Julie A. Hochgesang was born in New Jersey where she attended Mountain Lakes Day School for a year before moving to a suburb north of Chicago (Lake Forest) where she attended mainstreamed school through high school. Julie moved to Southern California to attend college at California State University, Northridge (CSUN) where she majored in English and minored in Native American Studies (1999). She then taught developmental English for two years at CSUN before moving to Kenya, East Africa to serve as a Peace Corps Volunteer. In Kenya, Julie taught for 2 years at a deaf school on the coast and worked with the deaf community in developing a CD dictionary for KSL. When she returned to the states, Julie wanted to continue work with language documentation so she decided to go to Gallaudet for a PhD in linguistics. Julie received her MA in 2007 and, in 2013, completed her dissertation which focused on evaluating the use of different notation systems for signed languages in the study of child language acquisition.
While at Gallaudet, Julie has worked at GRI (Gallaudet Research Institute) with Dr. Ross E. Mitchell. She has also worked with Professor Deborah Chen Pichler for over four years as her lab assistant on a couple of projects. The first was for a cross-linguistic study of possessives and existentials, an international study led by Dr. Ulrike Zeshan. Then, Julie became her lab manager for a longitudinal study of young CODA children in which they tracked their early ASL and English development.

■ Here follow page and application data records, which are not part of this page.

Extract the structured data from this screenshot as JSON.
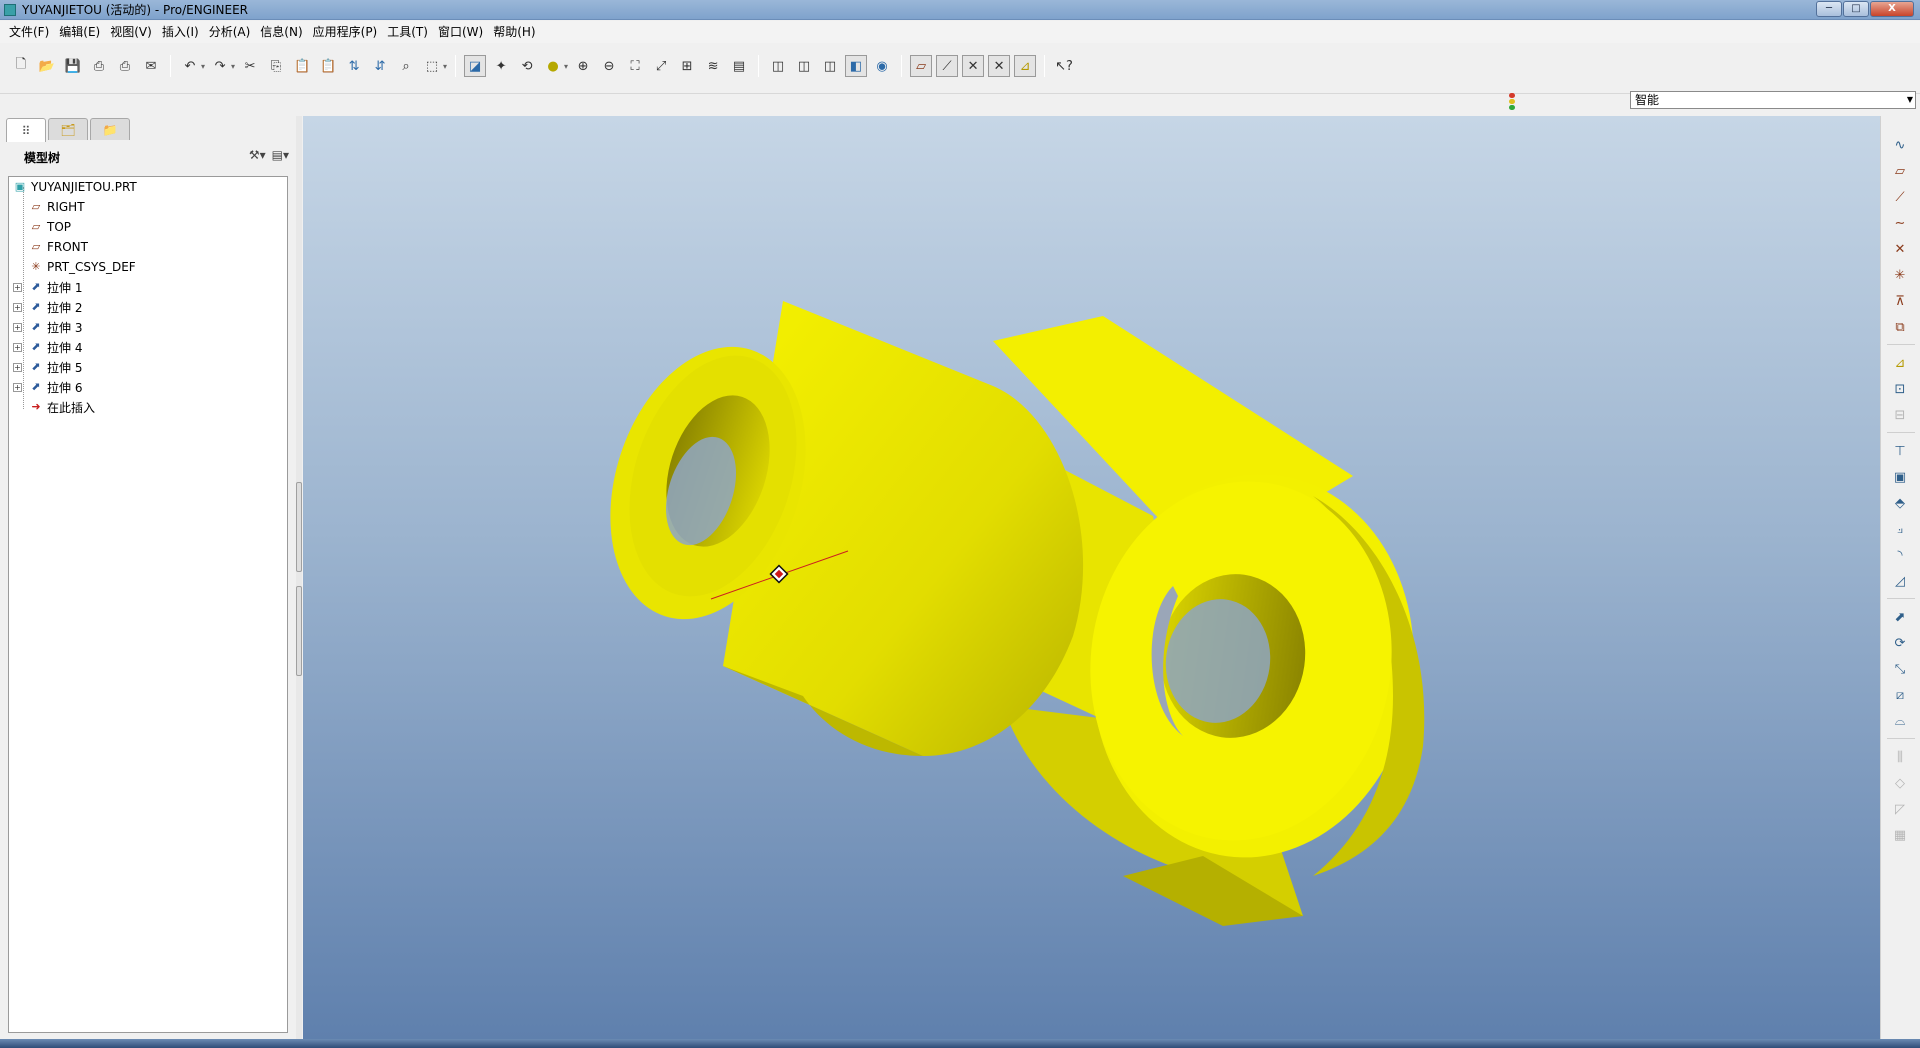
{
  "window": {
    "title": "YUYANJIETOU (活动的) - Pro/ENGINEER",
    "minimize": "─",
    "maximize": "□",
    "close": "X"
  },
  "menu": [
    "文件(F)",
    "编辑(E)",
    "视图(V)",
    "插入(I)",
    "分析(A)",
    "信息(N)",
    "应用程序(P)",
    "工具(T)",
    "窗口(W)",
    "帮助(H)"
  ],
  "filter": {
    "selected": "智能"
  },
  "model_tree": {
    "title": "模型树",
    "root": "YUYANJIETOU.PRT",
    "items": [
      {
        "label": "RIGHT",
        "icon": "datum-plane-icon"
      },
      {
        "label": "TOP",
        "icon": "datum-plane-icon"
      },
      {
        "label": "FRONT",
        "icon": "datum-plane-icon"
      },
      {
        "label": "PRT_CSYS_DEF",
        "icon": "coordinate-system-icon"
      },
      {
        "label": "拉伸 1",
        "icon": "extrude-icon"
      },
      {
        "label": "拉伸 2",
        "icon": "extrude-icon"
      },
      {
        "label": "拉伸 3",
        "icon": "extrude-icon"
      },
      {
        "label": "拉伸 4",
        "icon": "extrude-icon"
      },
      {
        "label": "拉伸 5",
        "icon": "extrude-icon"
      },
      {
        "label": "拉伸 6",
        "icon": "extrude-icon"
      },
      {
        "label": "在此插入",
        "icon": "insert-here-arrow-icon"
      }
    ]
  },
  "colors": {
    "model_yellow": "#f2f200",
    "model_shade": "#c9c400",
    "viewport_top": "#c6d6e6",
    "viewport_bottom": "#5f80ad",
    "axis_red": "#cc1f1f"
  }
}
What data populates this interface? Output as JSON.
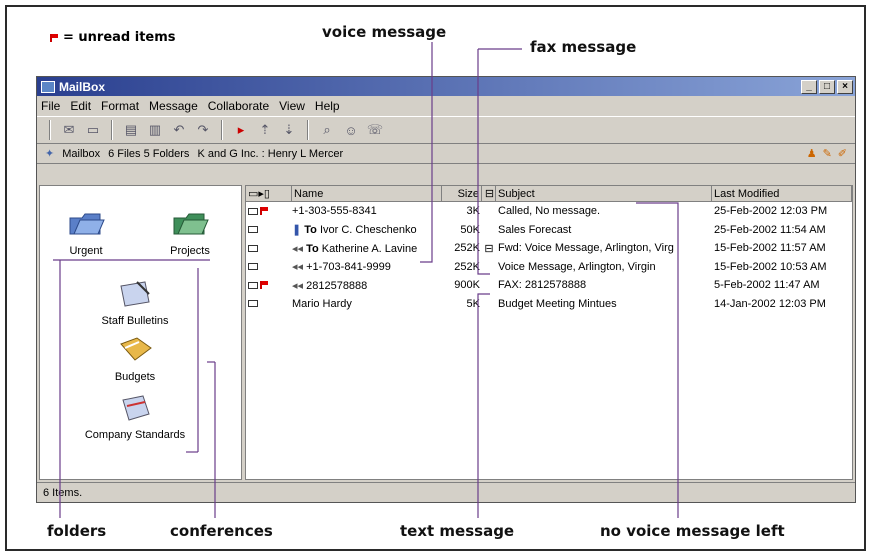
{
  "legend": {
    "text": "= unread items"
  },
  "callouts": {
    "voice_message": "voice message",
    "fax_message": "fax message",
    "folders": "folders",
    "conferences": "conferences",
    "text_message": "text message",
    "no_voice_message_left": "no voice message left"
  },
  "window": {
    "title": "MailBox",
    "buttons": [
      "_",
      "□",
      "×"
    ]
  },
  "menu": [
    "File",
    "Edit",
    "Format",
    "Message",
    "Collaborate",
    "View",
    "Help"
  ],
  "address": {
    "mailbox": "Mailbox",
    "counts": "6 Files 5 Folders",
    "owner": "K and G Inc. : Henry L Mercer"
  },
  "folders": [
    {
      "label": "Urgent"
    },
    {
      "label": "Projects"
    }
  ],
  "conferences": [
    {
      "label": "Staff Bulletins"
    },
    {
      "label": "Budgets"
    },
    {
      "label": "Company Standards"
    }
  ],
  "columns": {
    "name": "Name",
    "size": "Size",
    "subject": "Subject",
    "modified": "Last Modified"
  },
  "messages": [
    {
      "unread": true,
      "attach": false,
      "voice": false,
      "to": "",
      "name": "+1-303-555-8341",
      "size": "3K",
      "exp": "",
      "subject": "Called, No message.",
      "modified": "25-Feb-2002 12:03 PM"
    },
    {
      "unread": false,
      "attach": true,
      "voice": false,
      "to": "To",
      "name": "Ivor C. Cheschenko",
      "size": "50K",
      "exp": "",
      "subject": "Sales Forecast",
      "modified": "25-Feb-2002 11:54 AM"
    },
    {
      "unread": false,
      "attach": false,
      "voice": true,
      "to": "To",
      "name": "Katherine A. Lavine",
      "size": "252K",
      "exp": "⊟",
      "subject": "Fwd: Voice Message, Arlington, Virg",
      "modified": "15-Feb-2002 11:57 AM"
    },
    {
      "unread": false,
      "attach": false,
      "voice": true,
      "to": "",
      "name": "+1-703-841-9999",
      "size": "252K",
      "exp": "",
      "subject": "Voice Message, Arlington, Virgin",
      "modified": "15-Feb-2002 10:53 AM"
    },
    {
      "unread": true,
      "attach": false,
      "voice": true,
      "to": "",
      "name": "2812578888",
      "size": "900K",
      "exp": "",
      "subject": "FAX: 2812578888",
      "modified": "5-Feb-2002 11:47 AM"
    },
    {
      "unread": false,
      "attach": false,
      "voice": false,
      "to": "",
      "name": "Mario Hardy",
      "size": "5K",
      "exp": "",
      "subject": "Budget Meeting Mintues",
      "modified": "14-Jan-2002 12:03 PM"
    }
  ],
  "status": "6 Items.",
  "colors": {
    "title_start": "#2a3f8f",
    "title_end": "#8aa4d8",
    "unread_flag": "#e00000",
    "callout_line": "#6a3d8a"
  }
}
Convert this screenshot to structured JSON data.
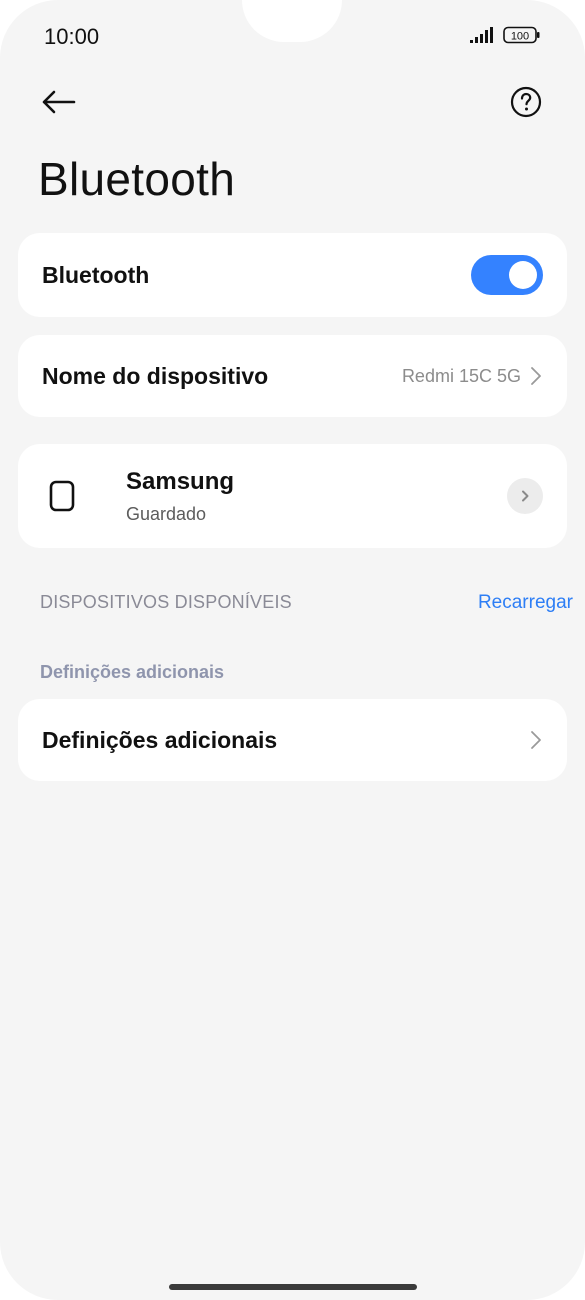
{
  "status_bar": {
    "time": "10:00",
    "battery": "100",
    "signal_icon": "signal-bars-icon",
    "battery_icon": "battery-icon"
  },
  "header": {
    "back_icon": "arrow-left-icon",
    "help_icon": "help-circle-icon",
    "title": "Bluetooth"
  },
  "bluetooth_toggle": {
    "label": "Bluetooth",
    "state": "on",
    "accent_color": "#3482ff"
  },
  "device_name_row": {
    "label": "Nome do dispositivo",
    "value": "Redmi 15C 5G"
  },
  "saved_devices": [
    {
      "name": "Samsung",
      "status": "Guardado",
      "icon": "smartwatch-icon"
    }
  ],
  "available_section": {
    "header": "DISPOSITIVOS DISPONÍVEIS",
    "reload_label": "Recarregar",
    "link_color": "#2d7ef5"
  },
  "additional_section": {
    "header": "Definições adicionais",
    "row_label": "Definições adicionais"
  }
}
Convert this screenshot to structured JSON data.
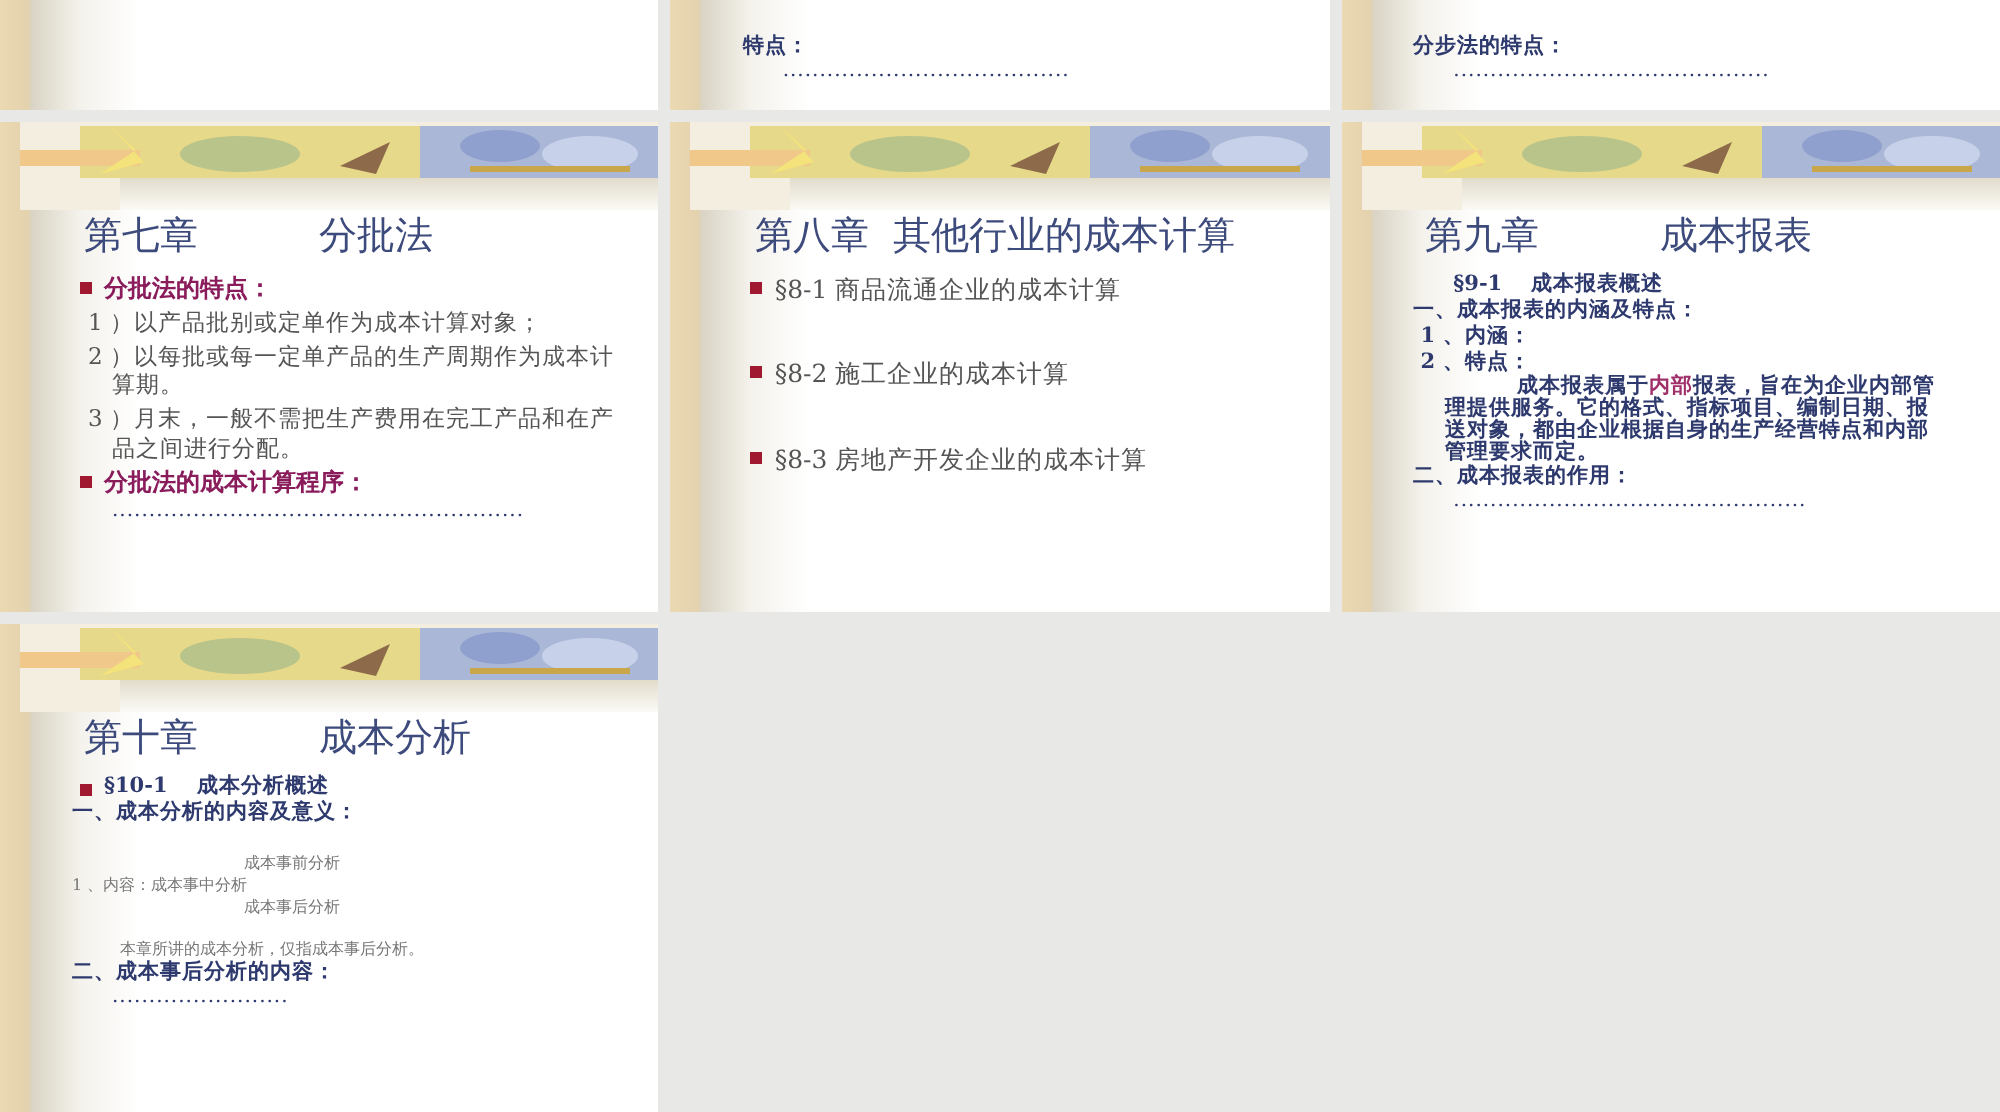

For that project, Julie became very familiar with ELAN, a software program used for transcribing. Since then, she has given ELAN workshops and served as an ELAN consultant for faculty members and doctoral students at Gallaudet. She is currently involved with the ID Gloss Project, a collaborative project headed by Dr. Lillo-Martin of University of Connecticut. She has also taught in the Department of ASL and Deaf Studies.
Julie is interested in phonology and phonetics, language documentation (fieldwork, transcription and corpus linguistics) and making linguistics accessible to the general community (ASL teachers, interpreters, teachers of the Deaf, or anyone who's interested in knowing about language).
She lives in North Virginia with her husband and child.